- Scorers: Only eight guys averaged 18 or more PPG, Sundiata (23.9), Mobe (22.7), Roger Powell (22.3), Ahearn (20.5), Othyus (19.0), Jerel McNeal (18.8), DeMarre (18.3), and Mike Harris (18.1). This gives you a good understanding that NBA-DL scoring is useless towards NBA success.
- All-arounders: Four guys contribute 29.0 or more BARPS (Blocks+Assists+Rebounds+Points+Steals) that aren't guys on that *scorers* list. They are THE KOOF, Randy, Diante, and Rudy. This group looks more sustainable as actual NBA player material. Randy is retired and now an assistant coach. Kosta is in the league still. And Diante and Rudy are with the Jazz right now. You could argue that Rudy should be contributing at the NBA level too.
- Traditional Bigmen: If all you care about is defense, rebounding, and blocks -- Gobert stands alone. Koufos and Evans are up there, Fes lower, but it's Rudy's game. No one is longer, and no one has averaged better numbers in this category.

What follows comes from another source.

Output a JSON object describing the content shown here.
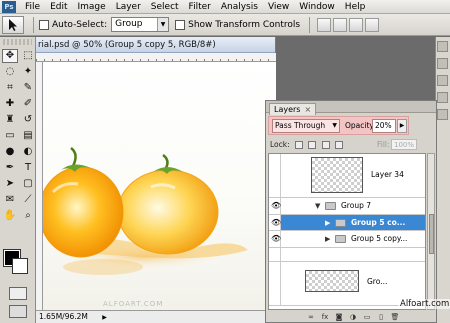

There are only two players who have career D-League averages of a double double, who have at a point in their NBA careers played for the Jazz. One of them is Randy Livingston, who (depending on when you started following the Jazz) you may not even remember. The other one is Rudy Colossus Maximus Gobert.
Clark may have a spot in the Jazz rotation if the coaching staff decides to go with youth (a bill of goods we were sold in the off-season); but it's clear that Gobert can help an NBA team right now. Even if it's playing 10-15 mpg, but playing every game. Don't Fesenko-plan Rudy, where he'll play 20 minutes one night, then not play again for three weeks. I think we recognized that it doesn't work that way. Further forcing the hand, beyond the obliteration of the D-league, has to be the point that Gobert has been vocal about his lack of playing time. He's not happy with sitting. Maybe because he has little experience with the 'pay your dues' form of advancement that we're so browbeaten by? I don't know. But he demonstrated his ability, and when given time, shows that he doesn't belong in the D-League at all. He is an NBA player. Which is exactly what Dennis Lindsey and scouts saw in him. Heck, even Mychal and I saw the rawness there back at Attack Athletics months ago. But we also saw the undeniable truth to his size. True bigs are few and far in between, and talented bigs are rarer still. The payoff of not developing and not playing Gobert doesn't outweigh the potential benefit of actually doing some developing for once, and reaping the rewards.
Moose and Squirrel did their best, and are being recalled to the Jazz. Which is fine by me, because they left a crime scene down there by killing it. And they need to lay low for a while -- no better place than in warmups on the end of the Jazz bench. Thanks Corbama!